2. "true decentralization" -> "decentralization"

3. On page 1 Second sentence has a gaurdian.com link associated but not cited nor is hyperlinked? I am not sure if that was intentional or by mistake. If intentional then it would be nice to make it more explicit

4. "Solid leads to a a " -> "Solid leads to a"

5. Page 2, "illustrate difference threats with." -> "illustrate difference threats."

6. What does "..." means for Table 1, 2 and 3?


[1] Syed, Zareen, et al. "UCO: A unified cybersecurity ontology." Workshops at the thirtieth AAAI conference on artificial intelligence. 2016. https://www.aaai.org/ocs/index.php/WS/AAAIW16/paper/viewPaper/12574

Review #3
Anonymous submitted on 16/Oct/2021
Major Revision
Review Comment:

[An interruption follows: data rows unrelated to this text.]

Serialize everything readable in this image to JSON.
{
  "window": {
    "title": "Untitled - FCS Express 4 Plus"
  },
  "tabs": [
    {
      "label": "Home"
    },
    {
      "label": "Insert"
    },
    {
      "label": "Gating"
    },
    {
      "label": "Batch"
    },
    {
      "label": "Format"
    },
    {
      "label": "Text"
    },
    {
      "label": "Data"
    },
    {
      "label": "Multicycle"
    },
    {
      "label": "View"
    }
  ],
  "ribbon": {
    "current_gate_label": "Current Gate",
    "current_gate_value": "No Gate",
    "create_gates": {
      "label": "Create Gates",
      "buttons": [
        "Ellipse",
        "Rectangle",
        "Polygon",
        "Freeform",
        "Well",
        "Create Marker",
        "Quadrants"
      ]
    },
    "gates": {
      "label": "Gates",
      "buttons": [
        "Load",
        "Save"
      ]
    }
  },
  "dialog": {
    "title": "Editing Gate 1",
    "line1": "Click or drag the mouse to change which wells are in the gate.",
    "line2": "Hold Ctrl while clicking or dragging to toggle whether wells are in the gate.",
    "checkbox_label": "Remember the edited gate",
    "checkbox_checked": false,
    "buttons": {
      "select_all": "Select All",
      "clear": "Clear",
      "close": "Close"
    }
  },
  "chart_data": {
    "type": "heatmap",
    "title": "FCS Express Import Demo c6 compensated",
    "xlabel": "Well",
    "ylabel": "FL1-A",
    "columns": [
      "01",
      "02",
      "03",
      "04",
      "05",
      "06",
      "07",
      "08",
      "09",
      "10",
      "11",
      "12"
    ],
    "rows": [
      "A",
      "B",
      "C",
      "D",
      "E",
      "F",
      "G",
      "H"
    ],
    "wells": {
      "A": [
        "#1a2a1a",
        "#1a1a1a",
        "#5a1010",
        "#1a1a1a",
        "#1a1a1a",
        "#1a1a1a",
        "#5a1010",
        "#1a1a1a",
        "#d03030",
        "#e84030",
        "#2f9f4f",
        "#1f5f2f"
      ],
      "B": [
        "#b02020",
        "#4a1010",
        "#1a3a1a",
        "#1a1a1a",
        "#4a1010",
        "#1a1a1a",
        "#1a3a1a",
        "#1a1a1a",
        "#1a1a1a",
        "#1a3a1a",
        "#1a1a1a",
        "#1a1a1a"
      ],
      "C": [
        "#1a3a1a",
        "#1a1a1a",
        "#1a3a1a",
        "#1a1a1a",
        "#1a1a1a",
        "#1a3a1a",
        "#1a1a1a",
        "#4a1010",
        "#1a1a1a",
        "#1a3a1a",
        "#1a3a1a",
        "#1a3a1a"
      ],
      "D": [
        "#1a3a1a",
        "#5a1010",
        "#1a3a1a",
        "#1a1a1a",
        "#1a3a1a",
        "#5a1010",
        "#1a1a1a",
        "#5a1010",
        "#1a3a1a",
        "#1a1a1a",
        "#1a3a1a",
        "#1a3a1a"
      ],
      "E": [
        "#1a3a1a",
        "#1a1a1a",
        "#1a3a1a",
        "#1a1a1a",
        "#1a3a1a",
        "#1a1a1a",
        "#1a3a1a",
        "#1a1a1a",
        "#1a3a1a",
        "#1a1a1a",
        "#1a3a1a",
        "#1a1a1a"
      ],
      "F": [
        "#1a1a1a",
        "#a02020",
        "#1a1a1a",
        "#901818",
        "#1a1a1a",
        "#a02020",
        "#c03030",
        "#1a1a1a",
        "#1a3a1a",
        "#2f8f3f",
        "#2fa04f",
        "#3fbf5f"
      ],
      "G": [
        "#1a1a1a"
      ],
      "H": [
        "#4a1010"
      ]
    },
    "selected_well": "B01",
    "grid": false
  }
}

The paper tackles the problem of link traversal-based query processing and presents a prospective assessment of the potential security vulnerabilities of this type of query processing. The authors analyze ten security threads and propose mitigation strategies with a level of difficulty. Each thread is discussed in a use case where data vaults store data of any type, published on the Web, and are completely controlled by the owner. One of the users has malicious intentions which are unknown from the others, and the vulnerabilities are defined based on existing cases in other domains. The article concludes with recommendations for linked traversal query processing developers and data publishers.

Positive Points
-) An exhaustive analysis of vulnerabilities that may exist whenever linked traversal query processing is performed over distributed linked data.
-) A clear illustration of each analyzed case with the running example.
-) Conscientious recommendation to avoid and mitigate the discussed vulnerabilities.

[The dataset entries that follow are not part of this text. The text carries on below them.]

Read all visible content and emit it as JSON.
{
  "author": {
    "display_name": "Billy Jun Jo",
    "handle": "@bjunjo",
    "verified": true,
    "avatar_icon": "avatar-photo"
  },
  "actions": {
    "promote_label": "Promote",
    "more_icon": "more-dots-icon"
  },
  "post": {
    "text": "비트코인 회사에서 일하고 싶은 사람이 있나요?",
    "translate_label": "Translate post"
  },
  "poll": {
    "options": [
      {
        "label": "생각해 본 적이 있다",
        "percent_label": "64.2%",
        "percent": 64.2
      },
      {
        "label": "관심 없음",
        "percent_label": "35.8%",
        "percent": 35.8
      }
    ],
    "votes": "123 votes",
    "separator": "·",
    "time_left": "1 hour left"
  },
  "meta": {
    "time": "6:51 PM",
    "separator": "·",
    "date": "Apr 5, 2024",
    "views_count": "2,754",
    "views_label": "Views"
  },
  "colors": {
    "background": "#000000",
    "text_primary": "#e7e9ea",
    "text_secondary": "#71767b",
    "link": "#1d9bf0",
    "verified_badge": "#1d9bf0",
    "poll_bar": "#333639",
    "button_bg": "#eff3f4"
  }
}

Negative Points
-) Although the paper resorts to simple examples to explain the potential security issues, the reported analysis relies on a group of vague concepts. For example, in section 2.2, the vulnerability of RDF query processing is presented in terms of injection attacks, parameterized queries, and query parse trees. A detailed description of these concepts is required to enhance readability.

-) There is no justification of methodology followed to identify these ten vulnerabilities. It is not clear if a systematic literature reviewed process was followed to uncover them. The evaluation methodology must be defined to ensure reproducibility and understanding of the levels of completeness of the analyzed cases,

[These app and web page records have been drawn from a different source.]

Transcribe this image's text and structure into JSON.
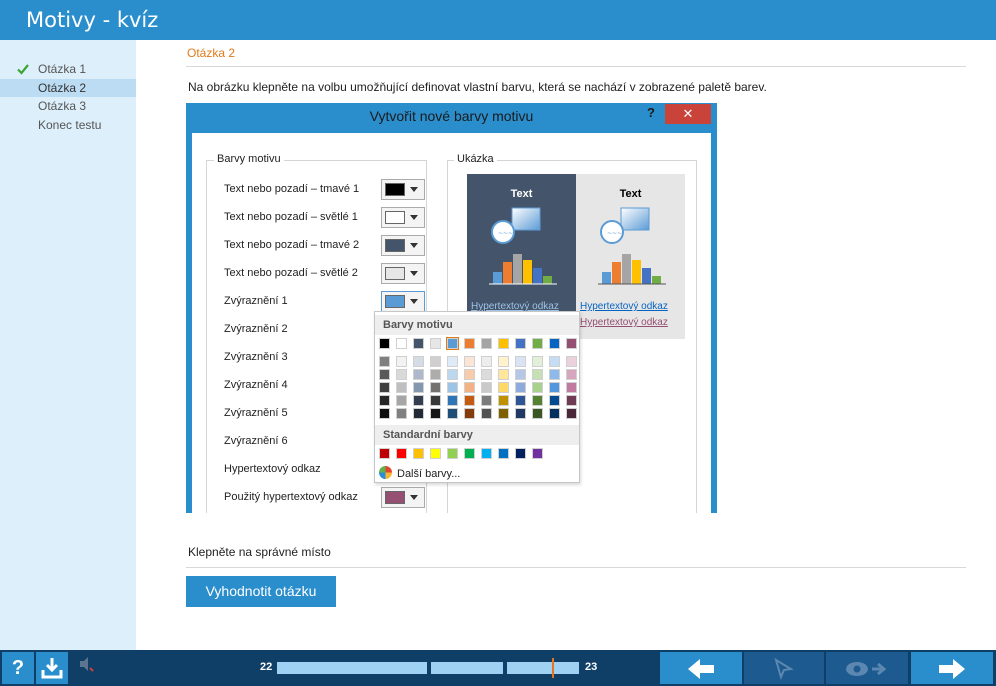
{
  "app": {
    "title": "Motivy - kvíz"
  },
  "sidebar": {
    "items": [
      {
        "label": "Otázka  1",
        "done": true
      },
      {
        "label": "Otázka  2",
        "active": true
      },
      {
        "label": "Otázka  3"
      },
      {
        "label": "Konec testu"
      }
    ]
  },
  "question": {
    "title": "Otázka  2",
    "text": "Na obrázku klepněte na volbu umožňující definovat vlastní barvu, která se nachází v zobrazené paletě barev.",
    "instruction": "Klepněte na správné místo",
    "evaluate_label": "Vyhodnotit otázku"
  },
  "dialog": {
    "title": "Vytvořit nové barvy motivu",
    "help": "?",
    "close": "✕",
    "group_colors": "Barvy motivu",
    "group_preview": "Ukázka",
    "rows": [
      {
        "label": "Text nebo pozadí – tmavé 1",
        "color": "#000000"
      },
      {
        "label": "Text nebo pozadí – světlé 1",
        "color": "#ffffff"
      },
      {
        "label": "Text nebo pozadí – tmavé 2",
        "color": "#44546a"
      },
      {
        "label": "Text nebo pozadí – světlé 2",
        "color": "#e7e6e6"
      },
      {
        "label": "Zvýraznění 1",
        "color": "#5b9bd5"
      },
      {
        "label": "Zvýraznění 2"
      },
      {
        "label": "Zvýraznění 3"
      },
      {
        "label": "Zvýraznění 4"
      },
      {
        "label": "Zvýraznění 5"
      },
      {
        "label": "Zvýraznění 6"
      },
      {
        "label": "Hypertextový odkaz"
      },
      {
        "label": "Použitý hypertextový odkaz",
        "color": "#954f72"
      }
    ],
    "preview": {
      "text_dark": "Text",
      "text_light": "Text",
      "link_dark": "Hypertextový odkaz",
      "link_light": "Hypertextový odkaz",
      "visited_light": "Hypertextový odkaz"
    },
    "palette": {
      "theme_header": "Barvy motivu",
      "standard_header": "Standardní barvy",
      "more_colors": "Další barvy...",
      "theme_colors": [
        "#000000",
        "#ffffff",
        "#44546a",
        "#e7e6e6",
        "#5b9bd5",
        "#ed7d31",
        "#a5a5a5",
        "#ffc000",
        "#4472c4",
        "#70ad47",
        "#0563c1",
        "#954f72"
      ],
      "shades": [
        [
          "#7f7f7f",
          "#f2f2f2",
          "#d6dce5",
          "#d0cece",
          "#deebf7",
          "#fbe5d6",
          "#ededed",
          "#fff2cc",
          "#dae3f3",
          "#e2f0d9",
          "#c5dcf5",
          "#ead1dc"
        ],
        [
          "#595959",
          "#d9d9d9",
          "#adb9ca",
          "#aeabab",
          "#bdd7ee",
          "#f8cbad",
          "#dbdbdb",
          "#ffe699",
          "#b4c7e7",
          "#c5e0b4",
          "#8cbaeb",
          "#d5a6bd"
        ],
        [
          "#404040",
          "#bfbfbf",
          "#8497b0",
          "#757171",
          "#9dc3e6",
          "#f4b183",
          "#c9c9c9",
          "#ffd966",
          "#8faadc",
          "#a9d18e",
          "#5297e0",
          "#c27ba0"
        ],
        [
          "#262626",
          "#a6a6a6",
          "#333f50",
          "#3a3838",
          "#2e75b6",
          "#c55a11",
          "#7b7b7b",
          "#bf9000",
          "#2f5597",
          "#548235",
          "#044a91",
          "#6f3b55"
        ],
        [
          "#0d0d0d",
          "#808080",
          "#222a35",
          "#171616",
          "#1f4e79",
          "#843c0c",
          "#525252",
          "#7f6000",
          "#203864",
          "#385723",
          "#023160",
          "#4a2739"
        ]
      ],
      "standard_colors": [
        "#c00000",
        "#ff0000",
        "#ffc000",
        "#ffff00",
        "#92d050",
        "#00b050",
        "#00b0f0",
        "#0070c0",
        "#002060",
        "#7030a0"
      ]
    }
  },
  "footer": {
    "help": "?",
    "progress_start": "22",
    "progress_end": "23"
  }
}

-) Despite the paper refers to linked traversal query processing, it does not concretely show which of the existing approaches is in danger of these vulnerabilities. The authors should also indicate if these vulnerabilities threaten existing real-world methods, e.g., SPARQL federated query engines or SPARQL endpoints. If so, include references.

-) Criteria followed in deciding the degree of difficulty are not discussed. Moreover, the meaning of the values: Easy, Medium, and Hard is not defined. It is required to clearly describe the process to be followed to mitigate each vulnerability and how the values of difficulty are determined based on these processes.

-) The execution of SPARQL queries comprising the triple pattern ?s ?p ?o, usually is limited by timeouts specified in the configuration of the SPARQL endpoint. The categories of injection attacks considered in this analysis are not clear. Also, it is not justified in which type of query engines this query is an injection attack. Please, indicate concrete examples.

-) The article contains several unprecise statements and ignores related work conducted for several decades in graph databases. For example, the paper states that “LTQP is a relatively new area of research”. However, query processing over graph databases has been studied for more than four decades. Please, check the vast amount of work by Alberto Mendelzon or Claudio Gutierrez. The authors should postulate a more specific statement about the query processing problem to which they refer in this paper.

Giansalvatore Mecca, Alberto O. Mendelzon, Paolo Merialdo:
Efficient Queries over Web Views. IEEE Trans. Knowl. Data Eng. 14(6): 1280-1298 (2002)

Gustavo O. Arocena, Alberto O. Mendelzon, George A. Mihaila:
Query Languages for the Web. QL 1998

Alberto O. Mendelzon, George A. Mihaila Tova Milo: Querying the World Wide Web. PDIS 1996: 80-91